__TASK OBJECTIVE__.
All of the data below should be printed again exactly, pictures excluded.

__Stored data__.

+++

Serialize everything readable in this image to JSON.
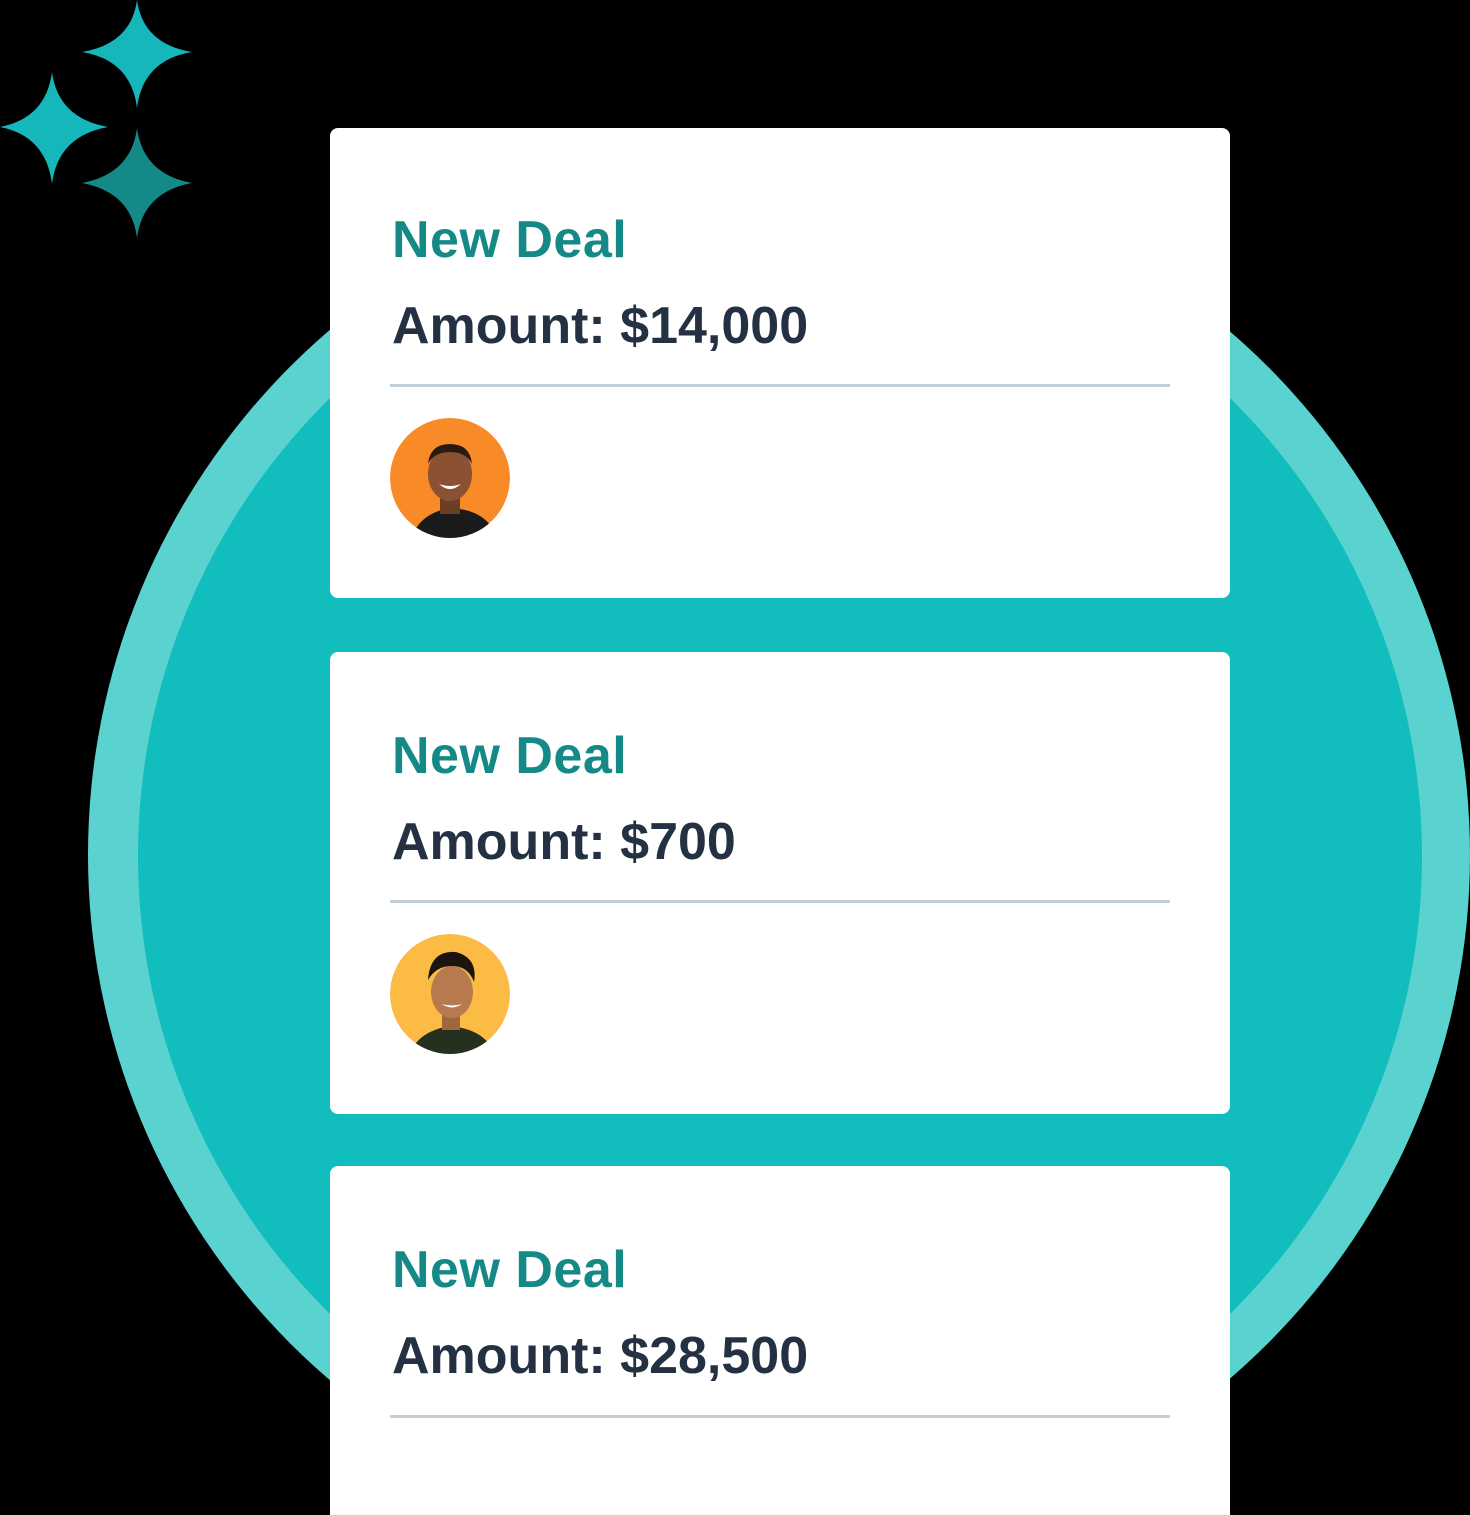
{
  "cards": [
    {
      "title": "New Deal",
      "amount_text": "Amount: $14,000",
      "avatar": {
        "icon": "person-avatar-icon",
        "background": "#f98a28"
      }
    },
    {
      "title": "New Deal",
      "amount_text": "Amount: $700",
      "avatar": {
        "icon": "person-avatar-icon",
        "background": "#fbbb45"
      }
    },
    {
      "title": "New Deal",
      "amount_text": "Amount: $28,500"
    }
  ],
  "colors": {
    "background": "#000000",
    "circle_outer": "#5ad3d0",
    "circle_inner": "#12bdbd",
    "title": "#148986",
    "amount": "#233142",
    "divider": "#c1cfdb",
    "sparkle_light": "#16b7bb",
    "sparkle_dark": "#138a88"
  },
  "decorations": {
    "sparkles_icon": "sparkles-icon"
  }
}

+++

__TASK OUTPUT__.
Serialize everything readable in this image to JSON.
{
  "cards": [
    {
      "title": "New Deal",
      "amount_text": "Amount: $14,000",
      "avatar": {
        "icon": "person-avatar-icon",
        "background": "#f98a28"
      }
    },
    {
      "title": "New Deal",
      "amount_text": "Amount: $700",
      "avatar": {
        "icon": "person-avatar-icon",
        "background": "#fbbb45"
      }
    },
    {
      "title": "New Deal",
      "amount_text": "Amount: $28,500"
    }
  ],
  "colors": {
    "background": "#000000",
    "circle_outer": "#5ad3d0",
    "circle_inner": "#12bdbd",
    "title": "#148986",
    "amount": "#233142",
    "divider": "#c1cfdb",
    "sparkle_light": "#16b7bb",
    "sparkle_dark": "#138a88"
  },
  "decorations": {
    "sparkles_icon": "sparkles-icon"
  }
}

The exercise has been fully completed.